Eucalyptus globulus (Tasmanian blue gum)
Eucalyptus globulus near Hobart, Tasmania (Photo: Stephen Hopper)
Eucalyptus globulus Labill.
Tasmanian blue gum, southern blue gum, blue gum
Tall, open forest on a wide range of soils.
Essential oil, medicinal, timber, paper pulp, herbal tea, honey, carbon sequestration, ornamental.
Eucalyptus oil can cause headaches and convulsions and can be fatal if ingested. It should be kept out of the reach of children. The oil can also cause contact dermatitis.
About this species
Tasmanian blue gum was first described in 1799 by Jacques de Labillardière, a French botanist who collected specimens at Recherche Bay on the south-east coast of Tasmania during the d’Entrecasteaux expedition in 1792. The specific epithet globulus is Latin for globe-like or spherical and refers to the shape of the fruit.
Eucalyptus globulus forms tall, open forests, growing in monospecific stands or with other species of eucalypt. It can grow as a stunted shrub in extreme environments, such as on rock outcrops. It is adapted to temperate environments with winter rainfall and sufficient summer rainfall, and thrives in the cool zones of tropical mountains. It is widely planted across southern Australia and in many other parts of the world for paper pulp and timber production, and as an ornamental. In 1962 E. globulus was proclaimed the floral emblem of Tasmania.

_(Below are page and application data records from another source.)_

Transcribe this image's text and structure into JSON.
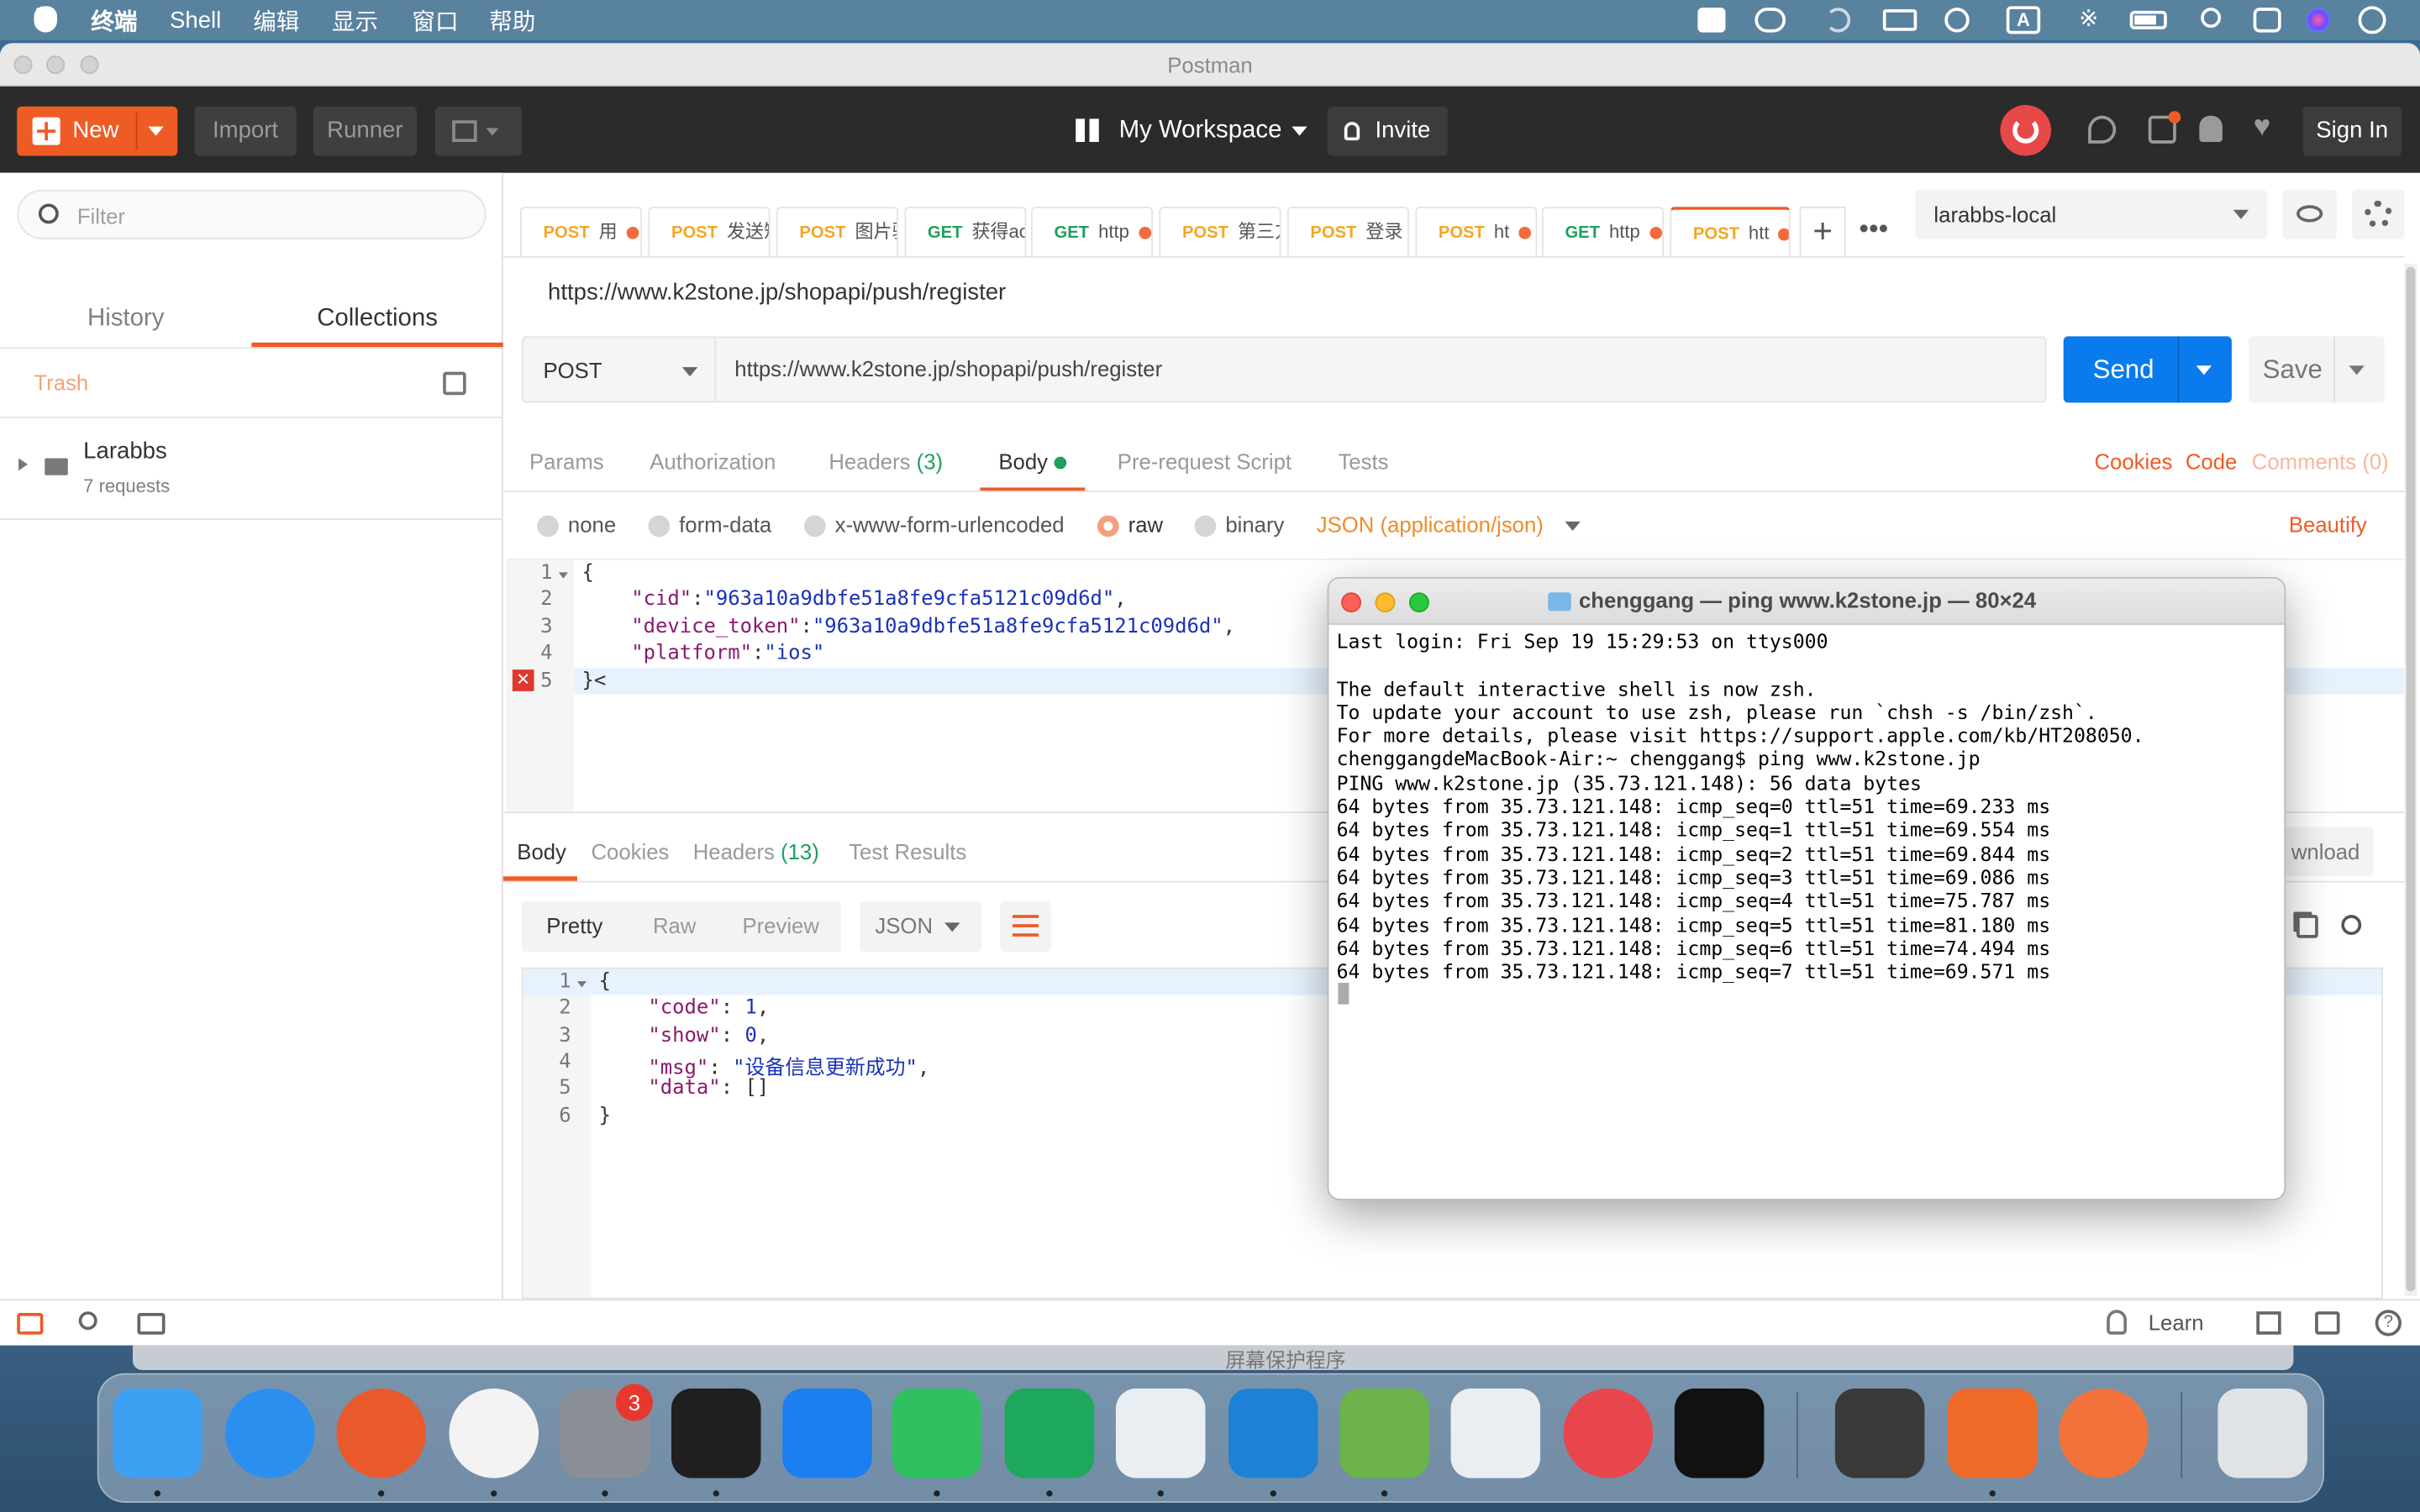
{
  "menubar": {
    "app": "终端",
    "items": [
      "Shell",
      "编辑",
      "显示",
      "窗口",
      "帮助"
    ]
  },
  "window": {
    "title": "Postman"
  },
  "header": {
    "new_label": "New",
    "import_label": "Import",
    "runner_label": "Runner",
    "workspace_label": "My Workspace",
    "invite_label": "Invite",
    "signin_label": "Sign In"
  },
  "sidebar": {
    "filter_placeholder": "Filter",
    "tab_history": "History",
    "tab_collections": "Collections",
    "trash_label": "Trash",
    "collection_name": "Larabbs",
    "collection_count": "7 requests"
  },
  "tabs": [
    {
      "method": "POST",
      "label": "用",
      "dot": true
    },
    {
      "method": "POST",
      "label": "发送短",
      "dot": false
    },
    {
      "method": "POST",
      "label": "图片验",
      "dot": false
    },
    {
      "method": "GET",
      "label": "获得acc",
      "dot": false
    },
    {
      "method": "GET",
      "label": "http",
      "dot": true
    },
    {
      "method": "POST",
      "label": "第三方",
      "dot": false
    },
    {
      "method": "POST",
      "label": "登录",
      "dot": false
    },
    {
      "method": "POST",
      "label": "ht",
      "dot": true
    },
    {
      "method": "GET",
      "label": "http",
      "dot": true
    },
    {
      "method": "POST",
      "label": "htt",
      "dot": true
    }
  ],
  "environment": {
    "selected": "larabbs-local"
  },
  "request": {
    "title": "https://www.k2stone.jp/shopapi/push/register",
    "method": "POST",
    "url": "https://www.k2stone.jp/shopapi/push/register",
    "send_label": "Send",
    "save_label": "Save"
  },
  "request_tabs": {
    "params": "Params",
    "authorization": "Authorization",
    "headers": "Headers",
    "headers_count": "(3)",
    "body": "Body",
    "prerequest": "Pre-request Script",
    "tests": "Tests",
    "cookies": "Cookies",
    "code": "Code",
    "comments": "Comments (0)"
  },
  "body_types": {
    "none": "none",
    "form_data": "form-data",
    "urlencoded": "x-www-form-urlencoded",
    "raw": "raw",
    "binary": "binary",
    "content_type": "JSON (application/json)",
    "beautify": "Beautify"
  },
  "request_body": {
    "lines": [
      "1",
      "2",
      "3",
      "4",
      "5"
    ],
    "open": "{",
    "cid_key": "\"cid\"",
    "cid_val": "\"963a10a9dbfe51a8fe9cfa5121c09d6d\"",
    "token_key": "\"device_token\"",
    "token_val": "\"963a10a9dbfe51a8fe9cfa5121c09d6d\"",
    "platform_key": "\"platform\"",
    "platform_val": "\"ios\"",
    "close": "}<"
  },
  "response_tabs": {
    "body": "Body",
    "cookies": "Cookies",
    "headers": "Headers",
    "headers_count": "(13)",
    "test_results": "Test Results",
    "download": "wnload"
  },
  "response_view": {
    "pretty": "Pretty",
    "raw": "Raw",
    "preview": "Preview",
    "format": "JSON"
  },
  "response_body": {
    "lines": [
      "1",
      "2",
      "3",
      "4",
      "5",
      "6"
    ],
    "open": "{",
    "code_key": "\"code\"",
    "code_val": "1",
    "show_key": "\"show\"",
    "show_val": "0",
    "msg_key": "\"msg\"",
    "msg_val": "\"设备信息更新成功\"",
    "data_key": "\"data\"",
    "data_val": "[]",
    "close": "}"
  },
  "terminal": {
    "title": "chenggang — ping www.k2stone.jp — 80×24",
    "text": "Last login: Fri Sep 19 15:29:53 on ttys000\n\nThe default interactive shell is now zsh.\nTo update your account to use zsh, please run `chsh -s /bin/zsh`.\nFor more details, please visit https://support.apple.com/kb/HT208050.\nchenggangdeMacBook-Air:~ chenggang$ ping www.k2stone.jp\nPING www.k2stone.jp (35.73.121.148): 56 data bytes\n64 bytes from 35.73.121.148: icmp_seq=0 ttl=51 time=69.233 ms\n64 bytes from 35.73.121.148: icmp_seq=1 ttl=51 time=69.554 ms\n64 bytes from 35.73.121.148: icmp_seq=2 ttl=51 time=69.844 ms\n64 bytes from 35.73.121.148: icmp_seq=3 ttl=51 time=69.086 ms\n64 bytes from 35.73.121.148: icmp_seq=4 ttl=51 time=75.787 ms\n64 bytes from 35.73.121.148: icmp_seq=5 ttl=51 time=81.180 ms\n64 bytes from 35.73.121.148: icmp_seq=6 ttl=51 time=74.494 ms\n64 bytes from 35.73.121.148: icmp_seq=7 ttl=51 time=69.571 ms"
  },
  "statusbar": {
    "learn_label": "Learn"
  },
  "behind_window": {
    "label": "屏幕保护程序"
  },
  "dock": {
    "badge": "3",
    "icons": [
      "finder-icon",
      "safari-icon",
      "firefox-icon",
      "chrome-icon",
      "system-preferences-icon",
      "terminal-icon",
      "screen-sharing-icon",
      "wechat-icon",
      "hbuilder-icon",
      "xcode-like-icon",
      "vscode-icon",
      "android-studio-icon",
      "cloud-icon",
      "netease-music-icon",
      "qq-icon",
      "sublime-text-icon",
      "istat-icon",
      "postman-icon",
      "trash-icon"
    ]
  },
  "colors": {
    "accent": "#ef5b25",
    "send_blue": "#097bed",
    "header_bg": "#2b2b2b"
  }
}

The leaves of Eucalyptus globulus are the principal source of eucalyptus oil. The oil is antiseptic and is used medicinally as a decongestant for treating catarrh, bronchitis and influenza. It is also used in liniments for bruises, sprains and muscular pains, and to make herbal tea infusions.